Ogonna was the first person who ‘really’ spoke to me during my service year. We met after I was posted to a small Finance house in Festac. Something about the way she craned her head over her cubicle to say hello made me know we would become friends. She was that kind of person, cheery, soft-spoken and all-embracing.
Also, she was 29 ½ years old. The fact of her age played like constant background song in our friendship. Almost thirty. An almost thirty-year-old woman who worked in a small Finance house and had no husband, or children or boyfriend. Back then, the thought of Ogonna being single and thirty was as troubling to my 22-year-old mind as the idea that such a thing could happen to just about anyone.
And then the years went by
In all the futures I imagined for myself, there was never one where I turned thirty and was sitting behind a small wooden bench with work that seemed to hold no meaning and a singleness I could not outgrow. So, the day I turned thirty, I convinced myself this was the greatest failure of my life. This awkward, word-eating, can’t-believe-it fact of singleness. My thirty-year-old plan was a thriving career along with marriage and kids, and I no longer knew how to adjust the script as I went along.
Life can be funny
The thing about arriving at your ‘worst nightmare’ is that you go back to sleep, only to wake up to the same aching hunger. Forget external pressures – aunties who want to know when it will be your turn, uncles who harass you about finding the one, a mother who drags you through conversations about losing time. And so, you are there, juggling all the mortifications with an endurance you have mastered over the years, wearing the perfect smile as the questions and pressures fall heavily on your back.
My point is…
I get it. I get that there are pressures, social and otherwise. And I also get that sometimes the hunger could be simple as wanting something and watching it hang so high that you can’t seem to reach it even with your farthest stretch. I get that it gets so hard sometimes that you get tempted to say yes to the person you know you shouldn’t be with. And I get that there are seasons when engagements will spring from every corner of the world and love will sit so visibly in the air, offering itself to the circle you keep follow on Instagram. And I get how you feel about people who say that marriage is not easy but how they don’t sound convincing when they are snuggled in their partner’s arm in a public event. I get it. And I get you!
So, what happens after thirty?
You live, anyway! With joy and self-ownership. You get out of bed and take pride in the promise of each day. You eat Sharwarma and travel and acquire new skills and meet people and have crushes and show kindness and tweet and have your doubts but recover quickly. Also, you shed the ideas of timelines the world imposes.

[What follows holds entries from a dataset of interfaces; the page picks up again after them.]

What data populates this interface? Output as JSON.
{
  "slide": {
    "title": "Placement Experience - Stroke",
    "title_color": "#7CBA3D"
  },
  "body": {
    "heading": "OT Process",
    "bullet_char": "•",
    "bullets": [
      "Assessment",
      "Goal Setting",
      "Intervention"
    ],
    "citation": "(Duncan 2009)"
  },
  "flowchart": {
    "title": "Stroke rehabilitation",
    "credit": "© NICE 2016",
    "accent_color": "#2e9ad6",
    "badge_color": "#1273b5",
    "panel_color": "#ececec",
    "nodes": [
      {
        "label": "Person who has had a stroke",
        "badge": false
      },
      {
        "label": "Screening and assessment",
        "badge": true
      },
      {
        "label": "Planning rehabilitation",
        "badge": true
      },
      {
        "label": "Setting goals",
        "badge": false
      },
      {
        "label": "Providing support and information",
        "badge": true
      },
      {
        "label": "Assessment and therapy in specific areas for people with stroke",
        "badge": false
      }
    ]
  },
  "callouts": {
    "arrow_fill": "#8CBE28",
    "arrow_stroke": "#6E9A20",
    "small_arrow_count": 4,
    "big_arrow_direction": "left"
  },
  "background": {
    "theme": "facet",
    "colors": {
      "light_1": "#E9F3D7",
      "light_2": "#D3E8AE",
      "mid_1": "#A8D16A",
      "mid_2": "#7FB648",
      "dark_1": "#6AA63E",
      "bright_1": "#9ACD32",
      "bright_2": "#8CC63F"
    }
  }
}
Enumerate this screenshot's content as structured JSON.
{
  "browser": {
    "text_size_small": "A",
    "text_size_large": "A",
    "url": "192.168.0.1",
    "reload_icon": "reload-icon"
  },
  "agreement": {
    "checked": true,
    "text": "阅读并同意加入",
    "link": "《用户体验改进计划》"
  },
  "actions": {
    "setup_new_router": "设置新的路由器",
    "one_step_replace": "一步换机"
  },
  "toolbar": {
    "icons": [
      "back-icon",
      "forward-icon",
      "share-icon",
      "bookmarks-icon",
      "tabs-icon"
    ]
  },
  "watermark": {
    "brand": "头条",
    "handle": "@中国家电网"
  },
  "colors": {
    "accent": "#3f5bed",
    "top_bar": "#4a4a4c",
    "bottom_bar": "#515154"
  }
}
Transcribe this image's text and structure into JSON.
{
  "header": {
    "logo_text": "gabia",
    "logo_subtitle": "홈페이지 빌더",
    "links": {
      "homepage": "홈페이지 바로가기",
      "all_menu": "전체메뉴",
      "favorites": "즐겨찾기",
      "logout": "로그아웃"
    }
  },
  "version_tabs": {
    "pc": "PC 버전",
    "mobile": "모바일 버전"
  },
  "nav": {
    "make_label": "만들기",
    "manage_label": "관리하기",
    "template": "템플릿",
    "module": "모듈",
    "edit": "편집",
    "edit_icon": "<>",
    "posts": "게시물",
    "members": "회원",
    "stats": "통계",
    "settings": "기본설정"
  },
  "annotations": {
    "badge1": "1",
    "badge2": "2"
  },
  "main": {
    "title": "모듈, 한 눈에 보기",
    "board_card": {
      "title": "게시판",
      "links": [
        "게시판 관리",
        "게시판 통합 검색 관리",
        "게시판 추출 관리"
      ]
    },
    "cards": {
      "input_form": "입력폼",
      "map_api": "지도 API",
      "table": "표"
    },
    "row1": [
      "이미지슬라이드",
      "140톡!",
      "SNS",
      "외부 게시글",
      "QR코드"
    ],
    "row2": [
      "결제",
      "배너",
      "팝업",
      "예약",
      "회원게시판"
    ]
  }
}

You fall in love with yourself in a way that is fresh and present, you forgive the ex, you ignore the ex, you celebrate a win, you show up as the best aunty in the world, the best friend, the best employee, the nearly best driver in Lagos. And you become – every day – a better version of who you used to be.
You dream and keep your hungers and anticipate a happy future, and then, you do it all over again. Because you are here, thirty-something or not, you are alive and you are happening and as someone wrote, “everything good will come”.